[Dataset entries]
↓↓↓
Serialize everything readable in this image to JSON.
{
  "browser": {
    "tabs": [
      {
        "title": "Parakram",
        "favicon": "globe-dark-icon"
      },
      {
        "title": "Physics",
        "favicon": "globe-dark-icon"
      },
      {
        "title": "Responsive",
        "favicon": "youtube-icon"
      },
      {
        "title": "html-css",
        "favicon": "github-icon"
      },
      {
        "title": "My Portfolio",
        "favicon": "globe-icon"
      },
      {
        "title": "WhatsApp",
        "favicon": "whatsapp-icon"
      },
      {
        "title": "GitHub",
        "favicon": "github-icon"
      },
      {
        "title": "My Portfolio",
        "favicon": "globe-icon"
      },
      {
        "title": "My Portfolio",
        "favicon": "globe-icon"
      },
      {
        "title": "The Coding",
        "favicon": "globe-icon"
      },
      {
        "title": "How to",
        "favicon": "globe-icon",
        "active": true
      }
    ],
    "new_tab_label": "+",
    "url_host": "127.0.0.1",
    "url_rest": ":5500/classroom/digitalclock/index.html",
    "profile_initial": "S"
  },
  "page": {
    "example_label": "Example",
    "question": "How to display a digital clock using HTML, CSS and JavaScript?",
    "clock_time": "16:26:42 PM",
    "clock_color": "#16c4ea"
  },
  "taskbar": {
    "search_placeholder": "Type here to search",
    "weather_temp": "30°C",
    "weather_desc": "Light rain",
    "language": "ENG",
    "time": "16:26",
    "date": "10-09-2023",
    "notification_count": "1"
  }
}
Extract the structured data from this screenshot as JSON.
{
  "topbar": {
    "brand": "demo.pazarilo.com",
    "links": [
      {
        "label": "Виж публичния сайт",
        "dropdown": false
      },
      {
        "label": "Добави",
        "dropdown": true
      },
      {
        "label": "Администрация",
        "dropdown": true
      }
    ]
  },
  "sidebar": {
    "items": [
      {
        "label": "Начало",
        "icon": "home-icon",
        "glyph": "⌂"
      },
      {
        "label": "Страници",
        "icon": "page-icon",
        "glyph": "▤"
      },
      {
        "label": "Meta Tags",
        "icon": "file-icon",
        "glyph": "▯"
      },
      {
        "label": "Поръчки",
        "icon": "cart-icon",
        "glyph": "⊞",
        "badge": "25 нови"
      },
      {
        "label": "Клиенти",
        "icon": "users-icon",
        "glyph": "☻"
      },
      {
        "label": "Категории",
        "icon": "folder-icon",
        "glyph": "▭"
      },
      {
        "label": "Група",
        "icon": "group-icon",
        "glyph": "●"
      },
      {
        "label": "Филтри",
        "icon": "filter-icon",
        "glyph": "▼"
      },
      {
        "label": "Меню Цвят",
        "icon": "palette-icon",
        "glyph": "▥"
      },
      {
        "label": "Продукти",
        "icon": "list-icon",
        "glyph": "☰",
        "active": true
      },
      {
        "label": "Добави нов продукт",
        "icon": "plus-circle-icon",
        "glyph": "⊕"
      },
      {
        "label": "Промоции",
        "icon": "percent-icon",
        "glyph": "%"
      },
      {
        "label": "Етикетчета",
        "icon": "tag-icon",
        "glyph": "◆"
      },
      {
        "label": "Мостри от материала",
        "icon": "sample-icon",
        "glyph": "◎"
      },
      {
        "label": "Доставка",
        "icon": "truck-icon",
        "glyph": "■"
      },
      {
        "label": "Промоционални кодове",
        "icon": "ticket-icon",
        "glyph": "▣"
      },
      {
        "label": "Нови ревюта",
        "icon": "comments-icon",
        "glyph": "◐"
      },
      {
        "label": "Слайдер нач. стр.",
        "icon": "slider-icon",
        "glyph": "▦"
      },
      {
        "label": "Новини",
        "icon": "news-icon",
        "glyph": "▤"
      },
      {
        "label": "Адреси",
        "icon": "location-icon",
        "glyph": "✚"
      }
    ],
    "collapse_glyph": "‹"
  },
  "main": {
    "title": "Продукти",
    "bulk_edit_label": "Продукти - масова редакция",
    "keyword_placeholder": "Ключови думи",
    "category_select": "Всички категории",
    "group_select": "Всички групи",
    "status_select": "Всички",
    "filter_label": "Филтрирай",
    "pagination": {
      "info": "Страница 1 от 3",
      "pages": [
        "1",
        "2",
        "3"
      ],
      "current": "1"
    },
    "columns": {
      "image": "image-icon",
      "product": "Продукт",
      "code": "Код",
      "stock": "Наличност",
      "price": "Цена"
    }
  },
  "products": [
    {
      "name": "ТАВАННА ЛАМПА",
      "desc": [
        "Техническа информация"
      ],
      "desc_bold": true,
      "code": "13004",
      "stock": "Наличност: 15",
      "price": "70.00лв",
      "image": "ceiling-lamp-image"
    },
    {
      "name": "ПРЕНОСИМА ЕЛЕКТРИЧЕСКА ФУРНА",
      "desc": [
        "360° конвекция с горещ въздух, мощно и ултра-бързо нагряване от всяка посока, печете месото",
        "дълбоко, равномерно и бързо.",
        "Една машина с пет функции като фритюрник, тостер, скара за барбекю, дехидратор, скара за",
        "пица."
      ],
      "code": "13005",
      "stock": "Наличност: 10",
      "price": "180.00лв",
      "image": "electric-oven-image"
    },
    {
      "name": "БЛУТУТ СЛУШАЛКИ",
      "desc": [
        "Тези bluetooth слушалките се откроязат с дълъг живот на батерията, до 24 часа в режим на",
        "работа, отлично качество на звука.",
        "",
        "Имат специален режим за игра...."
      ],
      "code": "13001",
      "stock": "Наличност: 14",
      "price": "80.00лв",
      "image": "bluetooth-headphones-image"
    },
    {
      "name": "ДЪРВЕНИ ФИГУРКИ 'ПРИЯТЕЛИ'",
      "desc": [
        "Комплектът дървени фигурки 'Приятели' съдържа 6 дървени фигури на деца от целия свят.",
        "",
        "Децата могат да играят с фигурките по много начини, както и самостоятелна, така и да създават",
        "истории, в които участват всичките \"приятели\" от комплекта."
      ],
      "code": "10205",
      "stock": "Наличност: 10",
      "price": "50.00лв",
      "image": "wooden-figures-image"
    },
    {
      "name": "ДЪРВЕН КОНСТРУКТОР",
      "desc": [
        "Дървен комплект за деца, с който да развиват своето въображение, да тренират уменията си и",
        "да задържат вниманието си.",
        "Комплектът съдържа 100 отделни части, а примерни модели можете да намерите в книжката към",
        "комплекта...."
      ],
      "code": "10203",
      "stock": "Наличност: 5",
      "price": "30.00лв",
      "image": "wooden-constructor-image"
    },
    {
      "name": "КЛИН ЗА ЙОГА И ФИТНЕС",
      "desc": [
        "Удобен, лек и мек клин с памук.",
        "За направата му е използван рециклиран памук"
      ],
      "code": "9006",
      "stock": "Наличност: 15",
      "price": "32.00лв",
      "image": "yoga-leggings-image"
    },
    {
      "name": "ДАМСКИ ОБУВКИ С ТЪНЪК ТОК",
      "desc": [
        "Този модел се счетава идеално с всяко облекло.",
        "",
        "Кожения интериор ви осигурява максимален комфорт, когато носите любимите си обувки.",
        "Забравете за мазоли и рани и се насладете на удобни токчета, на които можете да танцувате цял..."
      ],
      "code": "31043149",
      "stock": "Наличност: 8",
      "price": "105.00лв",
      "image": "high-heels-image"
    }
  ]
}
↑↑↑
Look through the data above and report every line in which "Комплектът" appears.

EXERCISE RESPONSE:
        "Комплектът дървени фигурки 'Приятели' съдържа 6 дървени фигури на деца от целия свят.",
        "Комплектът съдържа 100 отделни части, а примерни модели можете да намерите в книжката към",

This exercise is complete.